Say how many lines of these entries include the word "shortcut", and answer with the number alone.

[PROVIDED ENTRIES Boundary: Start]

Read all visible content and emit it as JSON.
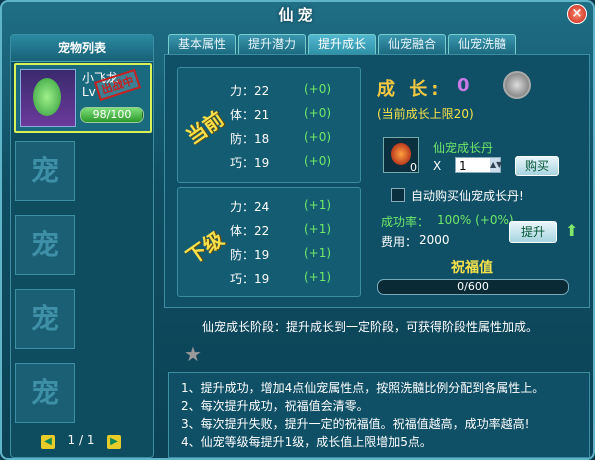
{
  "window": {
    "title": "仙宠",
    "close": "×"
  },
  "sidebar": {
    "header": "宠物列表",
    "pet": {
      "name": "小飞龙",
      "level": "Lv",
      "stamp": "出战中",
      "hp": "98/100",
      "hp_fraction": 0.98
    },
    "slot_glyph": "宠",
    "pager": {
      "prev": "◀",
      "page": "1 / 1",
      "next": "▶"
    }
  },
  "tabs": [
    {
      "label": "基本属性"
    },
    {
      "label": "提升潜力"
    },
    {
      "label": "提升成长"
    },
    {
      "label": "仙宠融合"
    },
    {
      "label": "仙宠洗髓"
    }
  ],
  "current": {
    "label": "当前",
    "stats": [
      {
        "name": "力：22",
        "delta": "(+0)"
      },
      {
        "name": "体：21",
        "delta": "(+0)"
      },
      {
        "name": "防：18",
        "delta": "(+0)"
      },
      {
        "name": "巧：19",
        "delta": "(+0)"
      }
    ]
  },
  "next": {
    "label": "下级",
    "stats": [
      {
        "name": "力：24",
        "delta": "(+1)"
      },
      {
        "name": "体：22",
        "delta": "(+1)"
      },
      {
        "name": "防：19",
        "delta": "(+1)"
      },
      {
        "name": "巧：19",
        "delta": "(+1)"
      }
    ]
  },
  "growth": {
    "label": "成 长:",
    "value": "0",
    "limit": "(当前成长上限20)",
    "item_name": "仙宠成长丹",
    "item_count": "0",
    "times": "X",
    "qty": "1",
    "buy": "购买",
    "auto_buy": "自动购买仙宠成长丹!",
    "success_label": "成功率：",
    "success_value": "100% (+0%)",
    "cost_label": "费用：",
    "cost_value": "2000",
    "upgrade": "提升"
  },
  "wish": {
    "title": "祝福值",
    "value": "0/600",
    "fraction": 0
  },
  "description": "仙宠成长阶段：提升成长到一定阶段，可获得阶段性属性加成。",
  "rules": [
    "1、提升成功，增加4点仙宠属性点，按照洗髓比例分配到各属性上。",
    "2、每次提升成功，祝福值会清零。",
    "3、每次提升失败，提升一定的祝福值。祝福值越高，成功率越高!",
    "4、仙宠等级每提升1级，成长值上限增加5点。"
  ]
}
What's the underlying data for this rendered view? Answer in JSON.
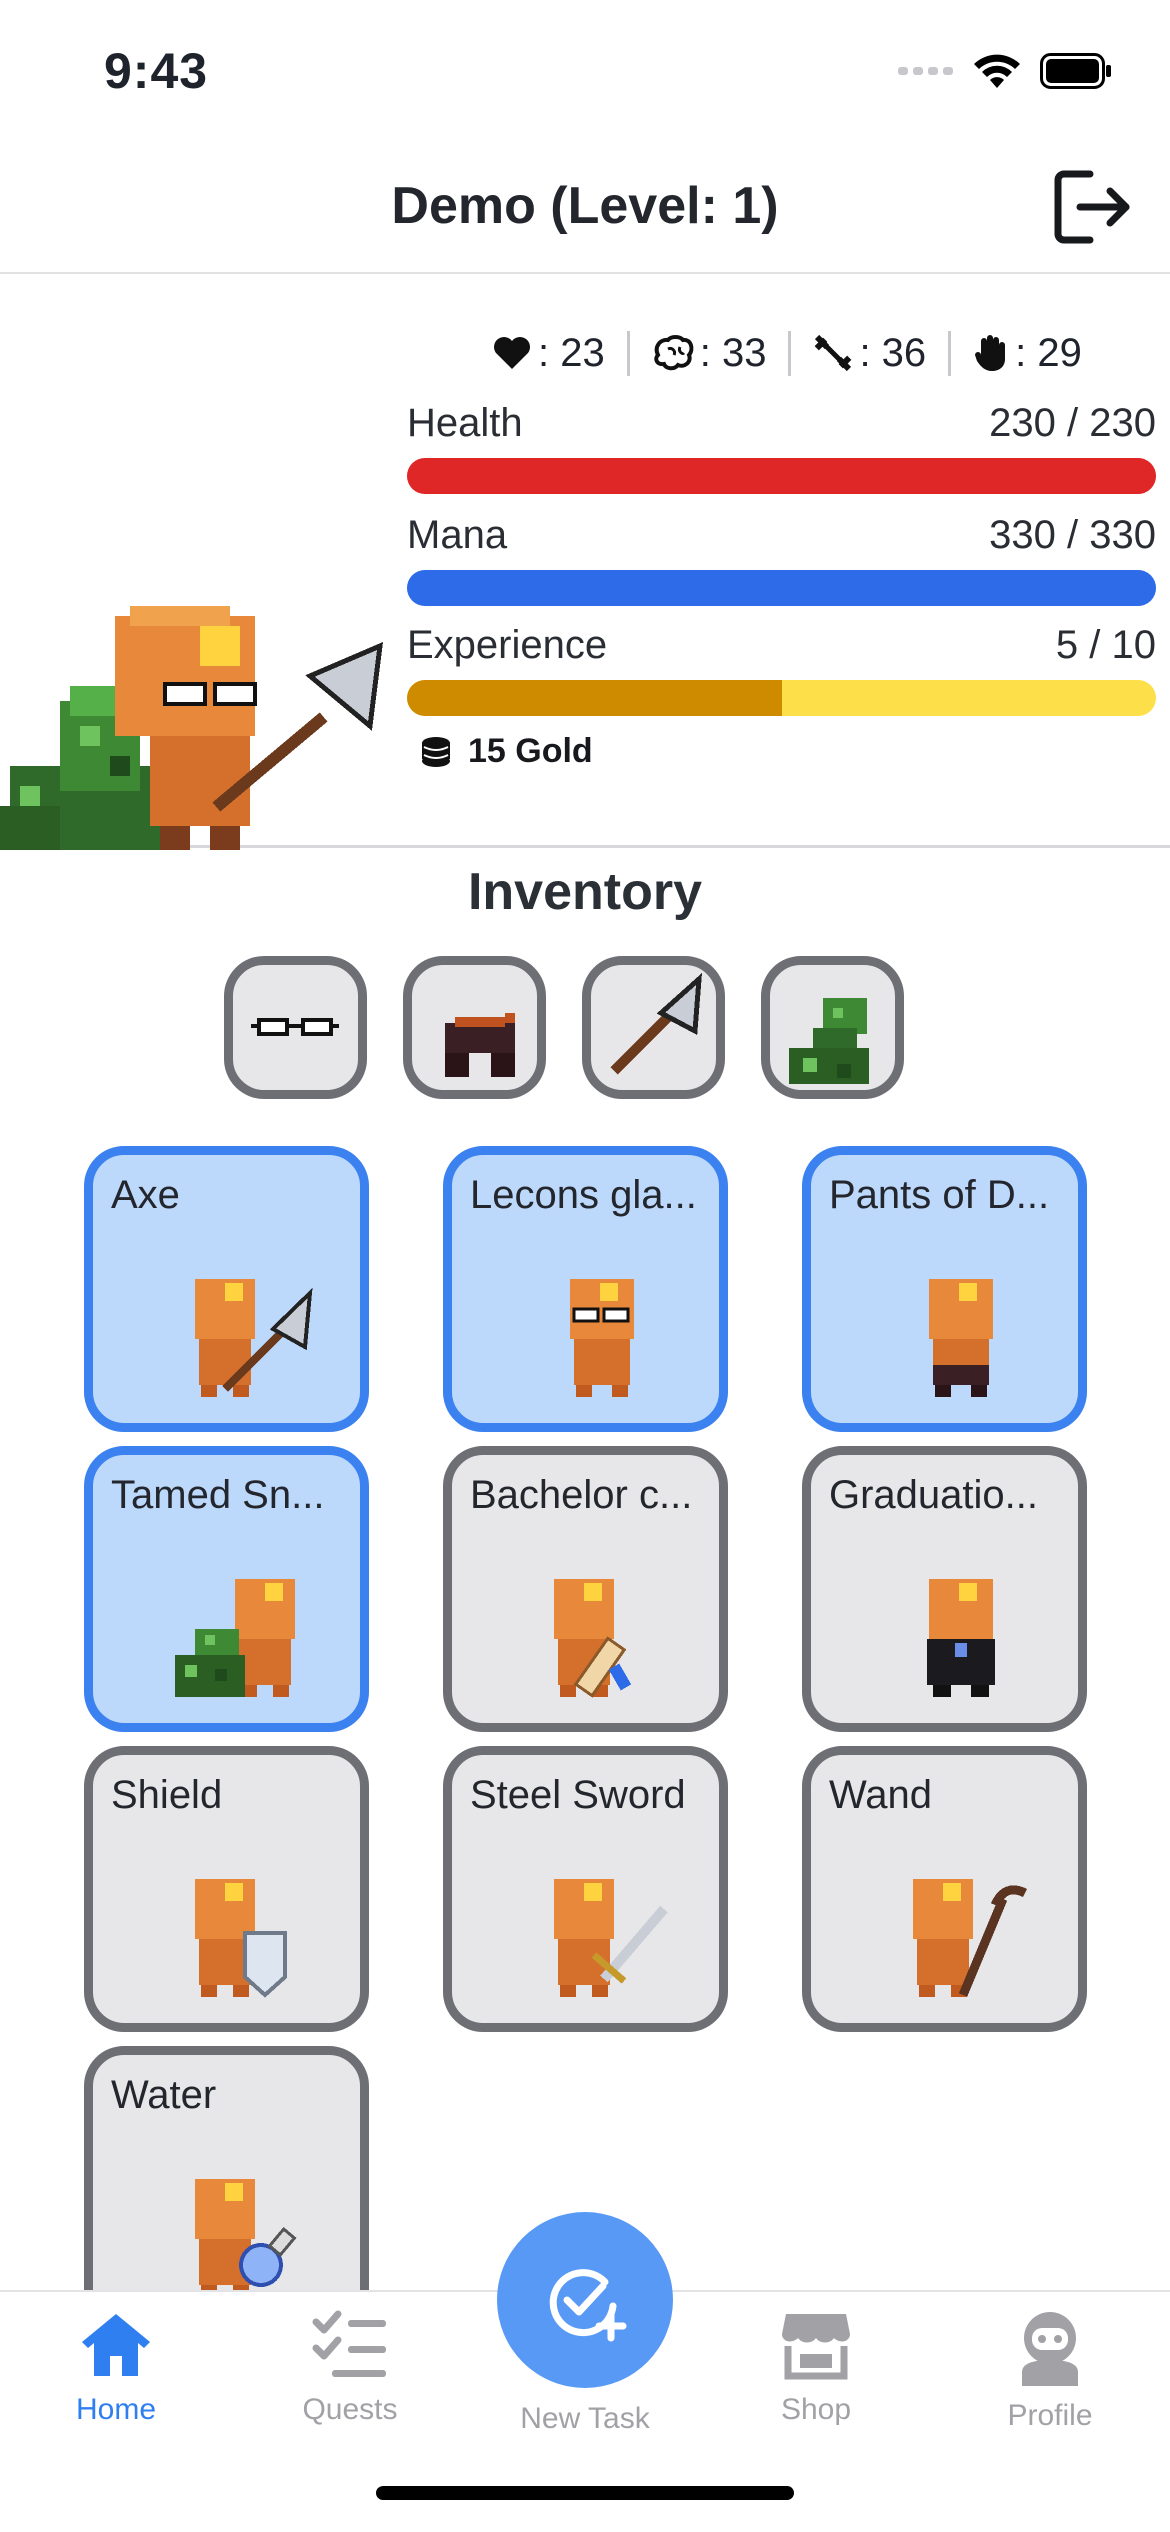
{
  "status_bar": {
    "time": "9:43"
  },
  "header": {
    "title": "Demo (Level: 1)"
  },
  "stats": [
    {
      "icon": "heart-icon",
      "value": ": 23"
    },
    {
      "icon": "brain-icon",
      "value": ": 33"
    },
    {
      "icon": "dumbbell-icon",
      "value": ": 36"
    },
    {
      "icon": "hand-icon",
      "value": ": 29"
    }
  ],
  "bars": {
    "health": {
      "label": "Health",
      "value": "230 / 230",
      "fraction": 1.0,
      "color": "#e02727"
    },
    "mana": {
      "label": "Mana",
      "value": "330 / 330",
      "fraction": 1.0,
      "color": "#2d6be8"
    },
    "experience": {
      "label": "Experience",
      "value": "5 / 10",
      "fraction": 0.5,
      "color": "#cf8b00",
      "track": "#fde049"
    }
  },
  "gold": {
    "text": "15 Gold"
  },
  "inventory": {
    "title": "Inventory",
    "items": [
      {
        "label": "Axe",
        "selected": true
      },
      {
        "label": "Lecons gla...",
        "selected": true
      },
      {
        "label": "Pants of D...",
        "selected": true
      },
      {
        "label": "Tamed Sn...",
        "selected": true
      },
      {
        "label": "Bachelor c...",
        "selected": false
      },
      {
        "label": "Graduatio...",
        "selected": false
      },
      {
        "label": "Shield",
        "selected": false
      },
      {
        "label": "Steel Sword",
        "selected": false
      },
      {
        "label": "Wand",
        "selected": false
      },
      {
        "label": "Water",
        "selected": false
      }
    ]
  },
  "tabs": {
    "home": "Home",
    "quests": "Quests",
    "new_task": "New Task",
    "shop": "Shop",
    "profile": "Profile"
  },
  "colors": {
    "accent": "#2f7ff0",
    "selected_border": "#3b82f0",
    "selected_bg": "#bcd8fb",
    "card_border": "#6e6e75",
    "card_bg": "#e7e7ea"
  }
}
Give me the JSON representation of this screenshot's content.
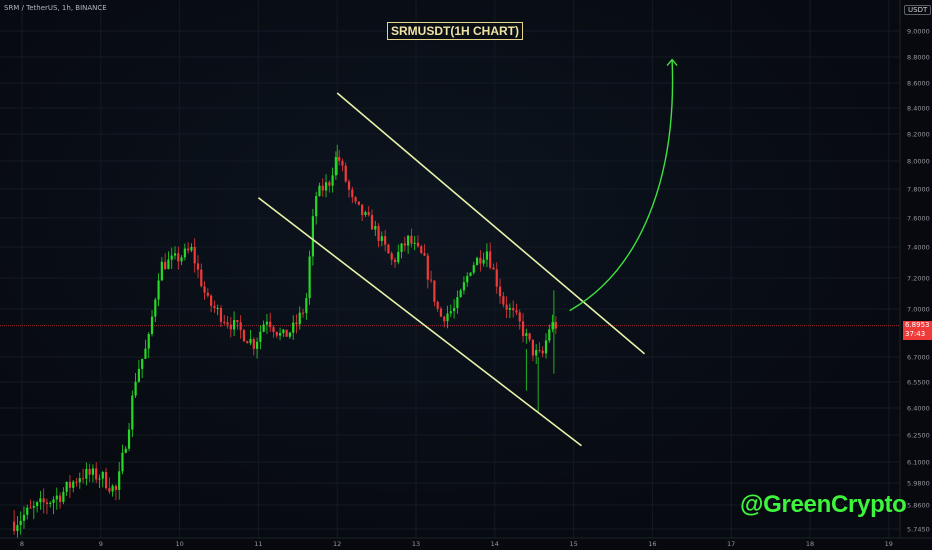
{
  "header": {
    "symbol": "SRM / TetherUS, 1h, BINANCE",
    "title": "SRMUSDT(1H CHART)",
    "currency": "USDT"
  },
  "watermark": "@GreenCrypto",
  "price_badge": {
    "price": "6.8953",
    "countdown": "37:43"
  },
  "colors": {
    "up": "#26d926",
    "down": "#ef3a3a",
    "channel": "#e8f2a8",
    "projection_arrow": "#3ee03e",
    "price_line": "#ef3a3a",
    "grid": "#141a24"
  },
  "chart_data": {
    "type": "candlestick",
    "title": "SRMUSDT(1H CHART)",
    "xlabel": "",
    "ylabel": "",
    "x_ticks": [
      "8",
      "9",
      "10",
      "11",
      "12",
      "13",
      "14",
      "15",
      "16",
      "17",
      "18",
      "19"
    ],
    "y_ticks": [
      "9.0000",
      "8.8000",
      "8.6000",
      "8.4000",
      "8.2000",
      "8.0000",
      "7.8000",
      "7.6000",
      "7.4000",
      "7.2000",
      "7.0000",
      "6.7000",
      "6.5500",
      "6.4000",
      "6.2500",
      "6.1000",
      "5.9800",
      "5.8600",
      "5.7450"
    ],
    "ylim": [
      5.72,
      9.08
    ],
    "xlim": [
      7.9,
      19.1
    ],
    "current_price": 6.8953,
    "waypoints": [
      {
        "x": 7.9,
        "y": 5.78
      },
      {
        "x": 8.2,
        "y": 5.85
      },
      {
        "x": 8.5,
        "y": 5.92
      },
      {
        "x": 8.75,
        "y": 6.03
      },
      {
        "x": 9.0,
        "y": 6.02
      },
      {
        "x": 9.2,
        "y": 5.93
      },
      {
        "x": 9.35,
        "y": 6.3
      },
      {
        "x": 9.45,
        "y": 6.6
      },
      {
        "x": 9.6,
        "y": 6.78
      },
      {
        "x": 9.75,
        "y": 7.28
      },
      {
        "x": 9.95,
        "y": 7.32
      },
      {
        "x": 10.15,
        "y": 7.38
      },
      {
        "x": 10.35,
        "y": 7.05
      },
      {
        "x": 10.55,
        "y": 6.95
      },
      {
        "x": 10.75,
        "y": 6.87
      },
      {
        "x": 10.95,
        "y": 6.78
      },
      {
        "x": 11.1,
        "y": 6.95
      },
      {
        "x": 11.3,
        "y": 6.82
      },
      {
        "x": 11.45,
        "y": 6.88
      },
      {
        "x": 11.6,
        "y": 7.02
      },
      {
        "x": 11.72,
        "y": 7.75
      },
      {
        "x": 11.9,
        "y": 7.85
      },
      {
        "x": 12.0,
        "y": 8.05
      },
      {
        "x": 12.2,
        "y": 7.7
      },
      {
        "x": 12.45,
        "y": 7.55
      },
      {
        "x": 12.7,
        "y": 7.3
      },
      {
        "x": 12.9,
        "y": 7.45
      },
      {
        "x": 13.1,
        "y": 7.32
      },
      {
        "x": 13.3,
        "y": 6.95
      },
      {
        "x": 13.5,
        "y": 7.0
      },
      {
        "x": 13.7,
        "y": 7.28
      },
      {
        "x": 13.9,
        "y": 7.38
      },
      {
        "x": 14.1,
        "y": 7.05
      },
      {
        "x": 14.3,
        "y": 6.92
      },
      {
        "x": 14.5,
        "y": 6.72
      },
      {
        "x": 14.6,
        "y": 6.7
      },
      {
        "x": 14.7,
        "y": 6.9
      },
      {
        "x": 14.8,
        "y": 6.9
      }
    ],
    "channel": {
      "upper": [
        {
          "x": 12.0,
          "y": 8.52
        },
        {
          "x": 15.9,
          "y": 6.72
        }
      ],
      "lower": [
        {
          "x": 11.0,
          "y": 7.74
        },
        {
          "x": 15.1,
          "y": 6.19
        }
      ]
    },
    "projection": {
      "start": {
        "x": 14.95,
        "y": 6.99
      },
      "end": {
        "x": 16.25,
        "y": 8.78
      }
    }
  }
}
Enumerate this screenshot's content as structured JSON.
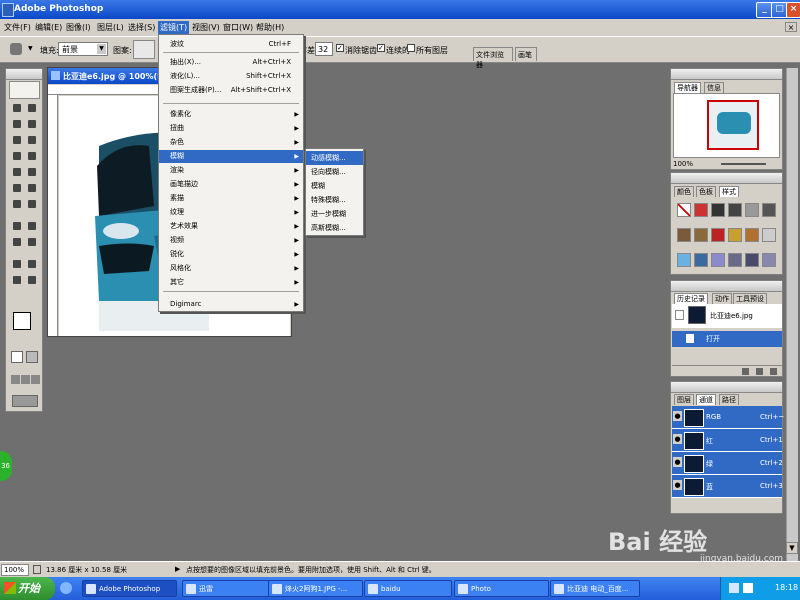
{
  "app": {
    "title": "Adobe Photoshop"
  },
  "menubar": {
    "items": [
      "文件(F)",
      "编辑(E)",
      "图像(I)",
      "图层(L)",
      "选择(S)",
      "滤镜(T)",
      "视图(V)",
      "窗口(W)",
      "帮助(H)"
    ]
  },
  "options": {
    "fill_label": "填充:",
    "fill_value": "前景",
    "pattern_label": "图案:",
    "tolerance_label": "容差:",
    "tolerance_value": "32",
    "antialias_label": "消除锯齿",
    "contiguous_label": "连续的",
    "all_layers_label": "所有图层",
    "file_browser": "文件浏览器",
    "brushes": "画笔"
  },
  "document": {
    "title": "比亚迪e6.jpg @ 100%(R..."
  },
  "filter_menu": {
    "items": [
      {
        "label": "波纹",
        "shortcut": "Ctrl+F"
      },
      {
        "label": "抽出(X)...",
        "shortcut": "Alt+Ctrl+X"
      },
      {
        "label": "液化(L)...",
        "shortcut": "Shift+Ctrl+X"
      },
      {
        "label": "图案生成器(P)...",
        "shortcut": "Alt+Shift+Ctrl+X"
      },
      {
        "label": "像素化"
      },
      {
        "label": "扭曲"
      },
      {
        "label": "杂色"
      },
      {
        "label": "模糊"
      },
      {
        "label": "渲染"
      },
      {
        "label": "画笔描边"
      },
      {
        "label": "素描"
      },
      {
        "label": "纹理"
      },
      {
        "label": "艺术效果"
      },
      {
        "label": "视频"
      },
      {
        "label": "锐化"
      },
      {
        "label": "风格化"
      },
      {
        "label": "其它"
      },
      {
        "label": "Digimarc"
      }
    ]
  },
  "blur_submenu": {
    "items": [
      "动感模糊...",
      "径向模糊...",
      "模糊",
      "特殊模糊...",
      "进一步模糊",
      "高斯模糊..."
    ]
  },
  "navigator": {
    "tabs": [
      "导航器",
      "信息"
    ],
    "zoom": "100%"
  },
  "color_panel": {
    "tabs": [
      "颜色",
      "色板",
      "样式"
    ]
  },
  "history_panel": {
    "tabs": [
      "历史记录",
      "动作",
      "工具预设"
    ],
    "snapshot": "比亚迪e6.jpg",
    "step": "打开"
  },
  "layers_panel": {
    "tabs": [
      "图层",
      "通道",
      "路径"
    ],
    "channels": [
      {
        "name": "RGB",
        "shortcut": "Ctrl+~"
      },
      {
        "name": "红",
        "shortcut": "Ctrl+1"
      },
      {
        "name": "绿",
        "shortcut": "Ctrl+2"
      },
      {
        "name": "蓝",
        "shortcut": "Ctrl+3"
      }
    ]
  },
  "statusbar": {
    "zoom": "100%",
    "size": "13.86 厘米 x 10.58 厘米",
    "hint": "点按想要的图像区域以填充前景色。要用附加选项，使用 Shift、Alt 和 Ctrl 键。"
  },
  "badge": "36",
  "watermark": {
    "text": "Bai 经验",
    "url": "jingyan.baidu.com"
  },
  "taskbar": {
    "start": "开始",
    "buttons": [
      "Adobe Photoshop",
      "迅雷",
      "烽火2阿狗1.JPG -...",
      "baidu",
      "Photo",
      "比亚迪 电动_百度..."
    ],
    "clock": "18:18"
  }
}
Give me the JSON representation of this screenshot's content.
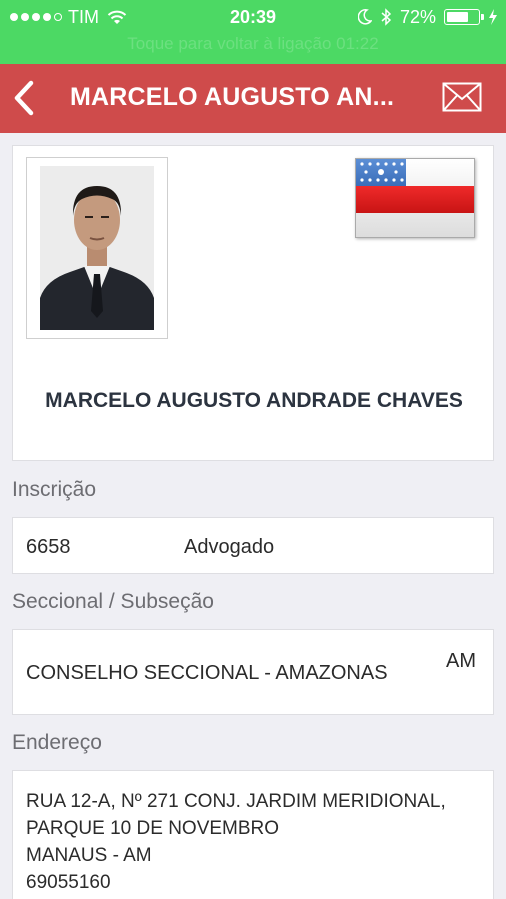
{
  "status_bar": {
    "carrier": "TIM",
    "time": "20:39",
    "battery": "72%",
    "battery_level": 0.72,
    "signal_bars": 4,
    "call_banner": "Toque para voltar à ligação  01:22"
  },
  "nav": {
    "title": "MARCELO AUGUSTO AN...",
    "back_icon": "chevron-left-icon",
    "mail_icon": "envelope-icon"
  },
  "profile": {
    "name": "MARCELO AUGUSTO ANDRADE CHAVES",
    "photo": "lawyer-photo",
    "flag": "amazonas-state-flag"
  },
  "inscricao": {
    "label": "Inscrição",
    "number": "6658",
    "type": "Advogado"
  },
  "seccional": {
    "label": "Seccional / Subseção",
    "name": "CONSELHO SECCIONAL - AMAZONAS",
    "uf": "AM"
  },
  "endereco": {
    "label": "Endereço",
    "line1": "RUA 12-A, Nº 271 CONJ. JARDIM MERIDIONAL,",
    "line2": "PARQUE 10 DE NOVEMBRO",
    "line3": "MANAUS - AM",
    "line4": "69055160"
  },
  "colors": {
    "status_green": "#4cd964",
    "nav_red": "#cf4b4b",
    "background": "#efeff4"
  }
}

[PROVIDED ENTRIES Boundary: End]

▶ [SOLVED EXERCISE] 8